Fortunately, Disney empowers their front line staff to make decisions that can tremendously impact a guest’s experience. Here are just 5 of the many ways that cast members are empowered to create magic.
1. Giving bonus surprises
Have you ever gotten to re-ride your favorite attraction late at night without having to get off and walk all the way around? Did a cast member give your slightly too short for Space Mountain child a special certificate to get to the front of the line on his next visit? Maybe you were chosen to take part in a show because a cast member noticed your 20th anniversary button. Whatever the reason, the front line staff can give bonus surprises without having to ask for permission, as long as operational needs are not affected. That means you won’t get a re-ride with a 60 minute queue, but when things are slow, the magic can, and usually does, happen.
2. Assuaging fears with facts
Many kids, and more than a few adults, are afraid of the unknown. While Tower of Terror is always a thrilling ride, it seems much less ominous once you know what to expect. Front line cast members are empowered to help you and your kids make reasoned decisions on whether to try a ride based on a full explanation of the ride experience.
Universal Team Members are similarly empowered to help assuage the fears of scared or nervous young guests. When I worked at Kongfrontation, one of my favorite things to do was to take a scared child into our control tower. He or she would watch the trams go around on a monitor, and even see the massive animatronics in action. Sometimes the child would get brave enough to ride, and sometimes not. But in every case, both the child and the parent thanked me for the experience.
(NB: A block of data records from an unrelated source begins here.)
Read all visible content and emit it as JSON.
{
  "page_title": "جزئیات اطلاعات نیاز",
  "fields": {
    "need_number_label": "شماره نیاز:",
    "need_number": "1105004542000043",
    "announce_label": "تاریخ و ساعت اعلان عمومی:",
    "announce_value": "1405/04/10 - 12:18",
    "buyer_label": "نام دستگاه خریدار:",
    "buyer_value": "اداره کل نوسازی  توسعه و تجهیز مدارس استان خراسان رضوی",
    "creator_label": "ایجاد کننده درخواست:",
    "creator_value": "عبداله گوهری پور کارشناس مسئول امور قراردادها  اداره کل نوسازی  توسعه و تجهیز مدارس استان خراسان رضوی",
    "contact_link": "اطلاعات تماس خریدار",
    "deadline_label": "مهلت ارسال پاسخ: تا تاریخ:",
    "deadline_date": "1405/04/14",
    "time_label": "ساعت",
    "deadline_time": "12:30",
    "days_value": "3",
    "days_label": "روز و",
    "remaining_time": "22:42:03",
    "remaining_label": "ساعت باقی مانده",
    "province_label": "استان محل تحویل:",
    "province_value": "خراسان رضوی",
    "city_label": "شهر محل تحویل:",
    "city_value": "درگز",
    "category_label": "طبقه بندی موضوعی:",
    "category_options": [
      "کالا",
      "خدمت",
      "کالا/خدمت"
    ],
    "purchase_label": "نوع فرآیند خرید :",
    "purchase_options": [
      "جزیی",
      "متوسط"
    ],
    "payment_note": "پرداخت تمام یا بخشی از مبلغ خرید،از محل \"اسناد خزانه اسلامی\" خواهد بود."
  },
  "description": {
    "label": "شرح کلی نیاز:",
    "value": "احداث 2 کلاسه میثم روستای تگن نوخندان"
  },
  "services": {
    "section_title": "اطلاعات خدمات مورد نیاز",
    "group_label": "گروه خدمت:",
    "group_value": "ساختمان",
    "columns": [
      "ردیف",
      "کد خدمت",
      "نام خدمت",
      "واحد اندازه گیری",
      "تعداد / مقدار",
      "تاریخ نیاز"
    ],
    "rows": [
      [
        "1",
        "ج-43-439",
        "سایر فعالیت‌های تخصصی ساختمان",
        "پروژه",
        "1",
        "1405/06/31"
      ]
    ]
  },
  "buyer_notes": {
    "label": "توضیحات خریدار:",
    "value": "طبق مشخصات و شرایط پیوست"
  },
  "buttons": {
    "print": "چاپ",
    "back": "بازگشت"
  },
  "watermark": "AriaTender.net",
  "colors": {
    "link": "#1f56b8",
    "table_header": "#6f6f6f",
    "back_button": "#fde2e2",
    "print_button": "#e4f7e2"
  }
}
It’s not always possible to get into a control tower or other backstage area, and you should never expect or demand this. But rest assured, if someone in your group is waffling on whether to ride, cast members will be glad to help you make an informed decision.